*** Exercise inputs Section Begins ***

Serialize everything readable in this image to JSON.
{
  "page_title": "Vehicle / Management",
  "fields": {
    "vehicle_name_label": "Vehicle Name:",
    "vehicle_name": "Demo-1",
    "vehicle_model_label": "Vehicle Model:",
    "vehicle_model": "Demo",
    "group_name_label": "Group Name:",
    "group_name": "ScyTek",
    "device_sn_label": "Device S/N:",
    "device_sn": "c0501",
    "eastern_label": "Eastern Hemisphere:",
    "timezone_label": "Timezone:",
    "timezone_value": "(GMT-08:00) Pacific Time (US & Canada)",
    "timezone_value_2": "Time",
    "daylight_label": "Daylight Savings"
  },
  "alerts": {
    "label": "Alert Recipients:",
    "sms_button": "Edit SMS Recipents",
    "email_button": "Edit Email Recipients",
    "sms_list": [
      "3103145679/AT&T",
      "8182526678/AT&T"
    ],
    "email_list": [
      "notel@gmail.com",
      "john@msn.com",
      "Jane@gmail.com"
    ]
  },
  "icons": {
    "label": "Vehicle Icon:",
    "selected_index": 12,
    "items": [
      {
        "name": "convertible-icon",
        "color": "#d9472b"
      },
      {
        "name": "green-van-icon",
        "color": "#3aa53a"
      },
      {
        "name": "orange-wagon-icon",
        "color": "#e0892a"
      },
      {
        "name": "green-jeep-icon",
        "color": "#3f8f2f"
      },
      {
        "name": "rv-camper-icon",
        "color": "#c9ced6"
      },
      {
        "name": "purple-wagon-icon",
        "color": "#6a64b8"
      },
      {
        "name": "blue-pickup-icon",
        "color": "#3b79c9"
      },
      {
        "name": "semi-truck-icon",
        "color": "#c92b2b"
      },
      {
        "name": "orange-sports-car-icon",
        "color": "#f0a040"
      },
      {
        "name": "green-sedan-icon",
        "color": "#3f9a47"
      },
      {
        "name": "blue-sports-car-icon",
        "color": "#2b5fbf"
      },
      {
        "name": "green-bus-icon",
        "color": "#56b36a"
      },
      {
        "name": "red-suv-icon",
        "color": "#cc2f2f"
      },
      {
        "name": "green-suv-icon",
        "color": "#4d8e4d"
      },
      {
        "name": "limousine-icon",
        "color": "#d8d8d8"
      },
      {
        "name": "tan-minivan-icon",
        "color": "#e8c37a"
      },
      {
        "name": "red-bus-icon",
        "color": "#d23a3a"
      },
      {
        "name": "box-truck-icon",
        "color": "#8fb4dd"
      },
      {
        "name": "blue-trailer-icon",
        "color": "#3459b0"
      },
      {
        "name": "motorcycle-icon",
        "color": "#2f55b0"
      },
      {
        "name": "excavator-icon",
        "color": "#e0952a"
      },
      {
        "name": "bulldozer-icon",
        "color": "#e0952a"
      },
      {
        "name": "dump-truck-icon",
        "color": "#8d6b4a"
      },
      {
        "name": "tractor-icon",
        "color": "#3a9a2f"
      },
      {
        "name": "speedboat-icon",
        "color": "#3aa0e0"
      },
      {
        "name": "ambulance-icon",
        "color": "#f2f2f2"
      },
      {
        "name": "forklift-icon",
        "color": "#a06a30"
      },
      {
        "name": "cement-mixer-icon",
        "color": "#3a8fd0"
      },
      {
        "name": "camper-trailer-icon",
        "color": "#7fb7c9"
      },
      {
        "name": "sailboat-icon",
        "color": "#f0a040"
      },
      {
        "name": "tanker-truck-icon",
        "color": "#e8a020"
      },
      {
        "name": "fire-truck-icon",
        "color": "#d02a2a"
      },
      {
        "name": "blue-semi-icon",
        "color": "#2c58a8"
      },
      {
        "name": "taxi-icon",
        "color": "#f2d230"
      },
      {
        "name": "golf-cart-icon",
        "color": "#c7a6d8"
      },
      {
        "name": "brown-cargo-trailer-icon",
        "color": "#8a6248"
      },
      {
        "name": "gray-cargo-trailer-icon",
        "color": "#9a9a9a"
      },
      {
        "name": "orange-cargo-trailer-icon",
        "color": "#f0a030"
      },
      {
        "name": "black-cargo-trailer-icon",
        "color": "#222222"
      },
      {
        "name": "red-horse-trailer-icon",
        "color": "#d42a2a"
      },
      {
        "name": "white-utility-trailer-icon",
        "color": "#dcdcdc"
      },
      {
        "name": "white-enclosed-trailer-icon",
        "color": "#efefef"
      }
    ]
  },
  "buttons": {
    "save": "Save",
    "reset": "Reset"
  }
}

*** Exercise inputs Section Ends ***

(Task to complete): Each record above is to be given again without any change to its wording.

(Result for this task):
Serialize everything readable in this image to JSON.
{
  "page_title": "Vehicle / Management",
  "fields": {
    "vehicle_name_label": "Vehicle Name:",
    "vehicle_name": "Demo-1",
    "vehicle_model_label": "Vehicle Model:",
    "vehicle_model": "Demo",
    "group_name_label": "Group Name:",
    "group_name": "ScyTek",
    "device_sn_label": "Device S/N:",
    "device_sn": "c0501",
    "eastern_label": "Eastern Hemisphere:",
    "timezone_label": "Timezone:",
    "timezone_value": "(GMT-08:00) Pacific Time (US & Canada)",
    "timezone_value_2": "Time",
    "daylight_label": "Daylight Savings"
  },
  "alerts": {
    "label": "Alert Recipients:",
    "sms_button": "Edit SMS Recipents",
    "email_button": "Edit Email Recipients",
    "sms_list": [
      "3103145679/AT&T",
      "8182526678/AT&T"
    ],
    "email_list": [
      "notel@gmail.com",
      "john@msn.com",
      "Jane@gmail.com"
    ]
  },
  "icons": {
    "label": "Vehicle Icon:",
    "selected_index": 12,
    "items": [
      {
        "name": "convertible-icon",
        "color": "#d9472b"
      },
      {
        "name": "green-van-icon",
        "color": "#3aa53a"
      },
      {
        "name": "orange-wagon-icon",
        "color": "#e0892a"
      },
      {
        "name": "green-jeep-icon",
        "color": "#3f8f2f"
      },
      {
        "name": "rv-camper-icon",
        "color": "#c9ced6"
      },
      {
        "name": "purple-wagon-icon",
        "color": "#6a64b8"
      },
      {
        "name": "blue-pickup-icon",
        "color": "#3b79c9"
      },
      {
        "name": "semi-truck-icon",
        "color": "#c92b2b"
      },
      {
        "name": "orange-sports-car-icon",
        "color": "#f0a040"
      },
      {
        "name": "green-sedan-icon",
        "color": "#3f9a47"
      },
      {
        "name": "blue-sports-car-icon",
        "color": "#2b5fbf"
      },
      {
        "name": "green-bus-icon",
        "color": "#56b36a"
      },
      {
        "name": "red-suv-icon",
        "color": "#cc2f2f"
      },
      {
        "name": "green-suv-icon",
        "color": "#4d8e4d"
      },
      {
        "name": "limousine-icon",
        "color": "#d8d8d8"
      },
      {
        "name": "tan-minivan-icon",
        "color": "#e8c37a"
      },
      {
        "name": "red-bus-icon",
        "color": "#d23a3a"
      },
      {
        "name": "box-truck-icon",
        "color": "#8fb4dd"
      },
      {
        "name": "blue-trailer-icon",
        "color": "#3459b0"
      },
      {
        "name": "motorcycle-icon",
        "color": "#2f55b0"
      },
      {
        "name": "excavator-icon",
        "color": "#e0952a"
      },
      {
        "name": "bulldozer-icon",
        "color": "#e0952a"
      },
      {
        "name": "dump-truck-icon",
        "color": "#8d6b4a"
      },
      {
        "name": "tractor-icon",
        "color": "#3a9a2f"
      },
      {
        "name": "speedboat-icon",
        "color": "#3aa0e0"
      },
      {
        "name": "ambulance-icon",
        "color": "#f2f2f2"
      },
      {
        "name": "forklift-icon",
        "color": "#a06a30"
      },
      {
        "name": "cement-mixer-icon",
        "color": "#3a8fd0"
      },
      {
        "name": "camper-trailer-icon",
        "color": "#7fb7c9"
      },
      {
        "name": "sailboat-icon",
        "color": "#f0a040"
      },
      {
        "name": "tanker-truck-icon",
        "color": "#e8a020"
      },
      {
        "name": "fire-truck-icon",
        "color": "#d02a2a"
      },
      {
        "name": "blue-semi-icon",
        "color": "#2c58a8"
      },
      {
        "name": "taxi-icon",
        "color": "#f2d230"
      },
      {
        "name": "golf-cart-icon",
        "color": "#c7a6d8"
      },
      {
        "name": "brown-cargo-trailer-icon",
        "color": "#8a6248"
      },
      {
        "name": "gray-cargo-trailer-icon",
        "color": "#9a9a9a"
      },
      {
        "name": "orange-cargo-trailer-icon",
        "color": "#f0a030"
      },
      {
        "name": "black-cargo-trailer-icon",
        "color": "#222222"
      },
      {
        "name": "red-horse-trailer-icon",
        "color": "#d42a2a"
      },
      {
        "name": "white-utility-trailer-icon",
        "color": "#dcdcdc"
      },
      {
        "name": "white-enclosed-trailer-icon",
        "color": "#efefef"
      }
    ]
  },
  "buttons": {
    "save": "Save",
    "reset": "Reset"
  }
}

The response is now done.